I have been working in the area of emergency ministry and disaster recovery for some time now.  Ordained in 1993 and becoming a Rural Fire Service Member and chaplain in 1996, I have worked in in the Welfare area of the state response for many years. In 2007 I helped to establish the NSW Disaster Recovery Chaplaincy Network which I continue to oversee (this is a ministry of the UCA NSW/ACT Synod). In my role as National Disaster Recovery Officer, I support the development of disaster recovery preparedness and response from the church and its agencies. I work with the Synods in supporting the development of ecumenical disaster response chaplaincy, peer support (looking after ministers working in communities affected by crisis) and supporting disaster recovery long-supply placements with Presbyteries, assisting community recovery.

Sustained support

I am acutely aware that disasters come and go with the nightly news.

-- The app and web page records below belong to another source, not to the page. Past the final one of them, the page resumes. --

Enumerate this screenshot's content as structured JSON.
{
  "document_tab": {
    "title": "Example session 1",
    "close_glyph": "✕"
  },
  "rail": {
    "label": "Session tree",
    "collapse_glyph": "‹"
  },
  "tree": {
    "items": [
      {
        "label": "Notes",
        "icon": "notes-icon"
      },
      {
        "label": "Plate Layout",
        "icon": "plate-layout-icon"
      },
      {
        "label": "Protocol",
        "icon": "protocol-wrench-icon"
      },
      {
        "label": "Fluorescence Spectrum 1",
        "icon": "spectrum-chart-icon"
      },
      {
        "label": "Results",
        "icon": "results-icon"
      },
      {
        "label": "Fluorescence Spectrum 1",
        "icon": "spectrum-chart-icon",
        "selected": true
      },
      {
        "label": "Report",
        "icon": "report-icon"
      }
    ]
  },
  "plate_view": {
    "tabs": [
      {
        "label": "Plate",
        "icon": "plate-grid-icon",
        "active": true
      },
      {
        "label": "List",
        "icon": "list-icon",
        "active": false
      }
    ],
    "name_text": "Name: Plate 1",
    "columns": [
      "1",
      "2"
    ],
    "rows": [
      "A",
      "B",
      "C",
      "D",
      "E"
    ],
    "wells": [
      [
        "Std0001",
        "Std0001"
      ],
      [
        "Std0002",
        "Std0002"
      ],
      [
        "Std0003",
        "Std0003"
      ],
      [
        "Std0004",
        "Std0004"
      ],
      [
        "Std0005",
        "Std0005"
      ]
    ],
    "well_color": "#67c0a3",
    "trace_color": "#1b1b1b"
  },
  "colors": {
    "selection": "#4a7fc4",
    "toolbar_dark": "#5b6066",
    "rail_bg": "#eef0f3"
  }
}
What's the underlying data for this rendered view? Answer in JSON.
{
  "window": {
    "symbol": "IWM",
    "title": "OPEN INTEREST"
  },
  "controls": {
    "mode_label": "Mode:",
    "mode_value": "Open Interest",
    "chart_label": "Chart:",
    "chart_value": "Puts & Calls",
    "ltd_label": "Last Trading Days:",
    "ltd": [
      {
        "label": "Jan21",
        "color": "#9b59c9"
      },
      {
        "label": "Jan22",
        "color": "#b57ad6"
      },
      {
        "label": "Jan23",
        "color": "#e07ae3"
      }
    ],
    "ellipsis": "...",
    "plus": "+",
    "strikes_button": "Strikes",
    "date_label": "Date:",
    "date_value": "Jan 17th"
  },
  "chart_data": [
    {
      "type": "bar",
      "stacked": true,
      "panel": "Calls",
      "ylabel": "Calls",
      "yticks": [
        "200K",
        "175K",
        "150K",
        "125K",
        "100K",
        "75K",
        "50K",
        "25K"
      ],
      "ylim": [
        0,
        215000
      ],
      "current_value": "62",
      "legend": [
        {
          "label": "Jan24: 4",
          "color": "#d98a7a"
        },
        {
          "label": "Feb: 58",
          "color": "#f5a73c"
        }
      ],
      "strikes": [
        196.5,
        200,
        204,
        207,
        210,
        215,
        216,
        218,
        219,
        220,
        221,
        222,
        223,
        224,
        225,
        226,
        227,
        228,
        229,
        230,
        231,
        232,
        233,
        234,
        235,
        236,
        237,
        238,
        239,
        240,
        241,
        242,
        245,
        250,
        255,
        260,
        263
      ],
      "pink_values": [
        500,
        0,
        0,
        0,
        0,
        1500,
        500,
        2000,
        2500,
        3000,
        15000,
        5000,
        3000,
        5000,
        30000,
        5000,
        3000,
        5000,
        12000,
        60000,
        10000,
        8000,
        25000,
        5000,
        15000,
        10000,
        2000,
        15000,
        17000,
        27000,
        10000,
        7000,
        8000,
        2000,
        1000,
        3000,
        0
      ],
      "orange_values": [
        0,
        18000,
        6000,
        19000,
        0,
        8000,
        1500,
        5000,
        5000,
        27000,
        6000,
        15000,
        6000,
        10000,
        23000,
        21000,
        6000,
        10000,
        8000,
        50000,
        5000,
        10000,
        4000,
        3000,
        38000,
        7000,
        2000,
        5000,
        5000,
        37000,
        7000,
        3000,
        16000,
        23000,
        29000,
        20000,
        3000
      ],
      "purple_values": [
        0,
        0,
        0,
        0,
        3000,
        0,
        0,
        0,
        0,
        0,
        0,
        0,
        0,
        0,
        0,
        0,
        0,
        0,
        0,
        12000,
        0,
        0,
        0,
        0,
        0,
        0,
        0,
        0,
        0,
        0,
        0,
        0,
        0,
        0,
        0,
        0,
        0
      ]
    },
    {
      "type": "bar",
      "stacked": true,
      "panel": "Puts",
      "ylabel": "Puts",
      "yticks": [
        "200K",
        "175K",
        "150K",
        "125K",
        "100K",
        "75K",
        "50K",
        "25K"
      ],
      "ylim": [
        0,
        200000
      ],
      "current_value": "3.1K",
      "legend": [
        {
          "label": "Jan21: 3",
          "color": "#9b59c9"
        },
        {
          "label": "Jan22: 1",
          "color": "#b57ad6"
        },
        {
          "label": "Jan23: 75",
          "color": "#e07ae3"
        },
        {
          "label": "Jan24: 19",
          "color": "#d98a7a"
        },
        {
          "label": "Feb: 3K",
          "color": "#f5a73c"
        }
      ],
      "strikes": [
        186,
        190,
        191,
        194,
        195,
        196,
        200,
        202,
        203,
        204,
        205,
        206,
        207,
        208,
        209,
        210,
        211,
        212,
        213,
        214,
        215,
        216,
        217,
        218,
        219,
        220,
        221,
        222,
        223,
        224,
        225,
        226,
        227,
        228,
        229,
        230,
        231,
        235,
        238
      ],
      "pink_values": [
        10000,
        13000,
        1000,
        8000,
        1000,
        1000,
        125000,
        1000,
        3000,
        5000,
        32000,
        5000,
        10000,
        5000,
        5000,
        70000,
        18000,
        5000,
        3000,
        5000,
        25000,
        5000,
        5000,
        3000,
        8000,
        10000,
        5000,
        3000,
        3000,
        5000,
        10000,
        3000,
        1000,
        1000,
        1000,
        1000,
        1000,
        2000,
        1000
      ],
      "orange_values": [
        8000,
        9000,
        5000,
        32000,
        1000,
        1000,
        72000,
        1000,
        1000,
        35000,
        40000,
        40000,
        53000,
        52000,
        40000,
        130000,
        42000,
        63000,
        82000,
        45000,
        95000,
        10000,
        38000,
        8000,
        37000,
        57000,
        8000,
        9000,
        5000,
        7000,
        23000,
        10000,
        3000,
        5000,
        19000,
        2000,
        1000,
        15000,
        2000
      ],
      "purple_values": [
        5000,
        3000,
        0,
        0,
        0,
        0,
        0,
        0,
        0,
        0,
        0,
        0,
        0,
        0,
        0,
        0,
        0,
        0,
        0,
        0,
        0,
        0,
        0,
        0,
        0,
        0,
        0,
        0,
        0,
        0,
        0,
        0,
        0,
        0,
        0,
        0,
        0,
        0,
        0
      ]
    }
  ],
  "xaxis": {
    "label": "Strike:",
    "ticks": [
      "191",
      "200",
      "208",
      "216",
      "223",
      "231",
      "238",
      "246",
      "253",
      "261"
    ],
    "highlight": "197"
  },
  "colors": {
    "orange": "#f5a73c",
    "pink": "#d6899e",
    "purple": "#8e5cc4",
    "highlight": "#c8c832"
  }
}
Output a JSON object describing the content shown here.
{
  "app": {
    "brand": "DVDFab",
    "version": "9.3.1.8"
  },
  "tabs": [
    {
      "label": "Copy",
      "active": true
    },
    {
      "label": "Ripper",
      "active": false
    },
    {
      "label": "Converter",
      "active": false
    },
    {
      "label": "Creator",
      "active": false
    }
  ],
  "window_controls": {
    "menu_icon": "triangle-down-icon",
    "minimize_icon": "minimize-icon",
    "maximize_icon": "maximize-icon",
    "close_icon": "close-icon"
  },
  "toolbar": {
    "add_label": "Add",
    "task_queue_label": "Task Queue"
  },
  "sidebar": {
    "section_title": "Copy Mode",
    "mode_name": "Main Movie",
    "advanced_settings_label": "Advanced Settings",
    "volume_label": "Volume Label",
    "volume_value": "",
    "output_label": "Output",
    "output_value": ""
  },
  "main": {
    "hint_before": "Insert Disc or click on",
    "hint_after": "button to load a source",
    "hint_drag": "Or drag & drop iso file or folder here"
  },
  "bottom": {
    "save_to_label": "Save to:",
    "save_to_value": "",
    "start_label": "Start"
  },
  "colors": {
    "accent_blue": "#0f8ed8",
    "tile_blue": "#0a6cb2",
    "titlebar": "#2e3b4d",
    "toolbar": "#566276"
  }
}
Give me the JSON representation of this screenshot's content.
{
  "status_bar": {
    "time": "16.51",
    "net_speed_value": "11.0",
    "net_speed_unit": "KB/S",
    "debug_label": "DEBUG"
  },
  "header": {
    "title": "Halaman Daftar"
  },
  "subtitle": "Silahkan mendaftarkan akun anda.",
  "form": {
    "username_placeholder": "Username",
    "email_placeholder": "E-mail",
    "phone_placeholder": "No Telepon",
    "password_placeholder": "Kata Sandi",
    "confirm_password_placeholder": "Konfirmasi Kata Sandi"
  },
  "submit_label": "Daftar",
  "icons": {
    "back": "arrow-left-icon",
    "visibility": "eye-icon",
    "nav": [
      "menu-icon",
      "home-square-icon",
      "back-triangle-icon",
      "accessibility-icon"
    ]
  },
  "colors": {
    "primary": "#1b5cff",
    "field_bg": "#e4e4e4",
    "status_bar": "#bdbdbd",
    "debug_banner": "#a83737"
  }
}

A cyclone hits, a fire damages a community, an earthquake causes loss and damage, and then something else happens. We may be mindful for a time – but then a new crisis demands our attention. This is an understandable reality.  The problem is that, for the people involved, recovery may take years and their needs actually intensify over the first six months to a year – as their lack of resources and frustrations become more apparent. This is when they need sustained support. How can we best support the sustained effort?

Prayer is mightily important. I had some conversations with people of the church who spoke to me about how important it was to them that they were remembered and supported in prayer by the brothers and sisters in Christ from nations far away.

Giving is vital.  Often our first reaction is to gather goods, clothing and food to send. I believe this comes from a need to send something tangible to people. Unfortunately, this has its limitations: what is sent is not always needed. There is, at present, no food shortage in Tonga, while some crops were damaged, fishing continues and supplies from New Zealand and elsewhere continue to flow unabated. Donated goods may actually damage the local businesses and economy; for every item sent from Australia, a local Tongan business will lose a sale and locals may lose work. Containers cost money to send and fees at the wharf. They also take time to empty and sort. During my time in Vanuatu after Cyclone Pam, they spoke of the wastage of time and effort in transporting and emptying the containers.

The greatest need at the moment is cash that can purchase new building materials through local suppliers, employ local workers and support a damaged economy.